      Good question! As part of the MISTI Global Teaching Labs (GTL) Initiative, I spent three weeks this past IAP teaching at a liceo scientifico in Mantova, Italy, which is a beautiful city with a lot of history. There is no language requirement for this program, and I landed in Milan’s Linate airport on January 7 knowing exactly two words in Italian: Ciao and Arrivederci. Thanks to the GTL programs, which place MIT students in host families, I emerged from Italia three weeks later able to ask “Dove è il bagno?”, read books written for three-year-olds, and conjugate all the important verbs* and regular verbs in the present and perfect tenses. I’d call that progress, wouldn’t you?*pro tip for western languages: if you know the equivalents of to be, to have, must, can, want, could, would, will, may, and to go, you are probably all set for most of life.

    2. What if I’m not interested in learning Italian?
      MISTI has international teaching programs in several other countries, and more seem to be starting up each year. The summer after my freshman year I went to Germany for two months as part of the GTL Germany program. International teaching opportunities also exist in China, Korea, Mexico, Israel, and Spain – and none of these have language requirements.


    1. So what did you teach when you were in Italy and Germany?
      Physics! In Italy I taught a unit on waves and interference to fourth-year students, and a unit on reference frames to third-year students, amounting to ~20 hrs/wk of teaching.
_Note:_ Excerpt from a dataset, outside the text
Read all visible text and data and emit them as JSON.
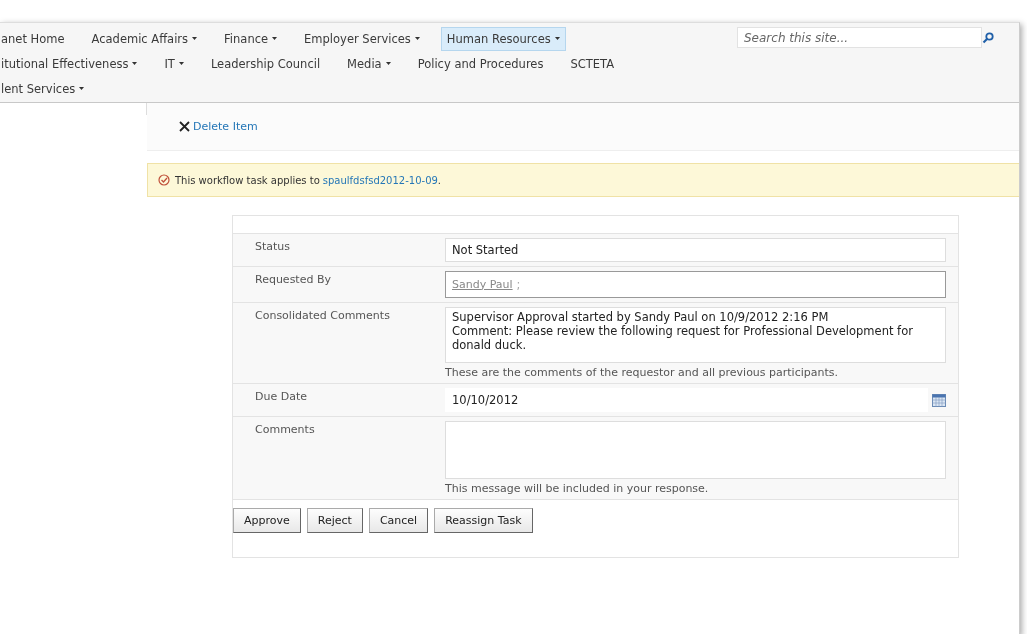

In Germany I taught special seminars on Special Relativity, Gyroscopes, and the Physics of Flight – amounting to ~10 hrs/wk of teaching.


    1. Wait, are you a physics major?
      No. Typically, MIT students in these programs are teaching basic science (physics, chem, bio) and math (calculus, stats, algebra, trig) at a high-school level. Once you’ve taken your GIRs, you’ll know all the material you’ll be teaching, and plenty of students teach subjects unrelated or only marginally related to their declared major.


  1. I don’t know if I’m interested in teaching.
    I encourage you to think about trying one of the Global Teaching Labs anyway. Sure, teaching is a lot of work and will involve a lot of time for preparing lessons, but it’s no more work than you’ll be putting into your classes during term. Any of the GTLs is a great way to explore teaching – you get to try teaching very intensely for a relatively short period of time, while learning about a different education system and a new language and culture. Some people try teaching and realize they love it – and that could be you.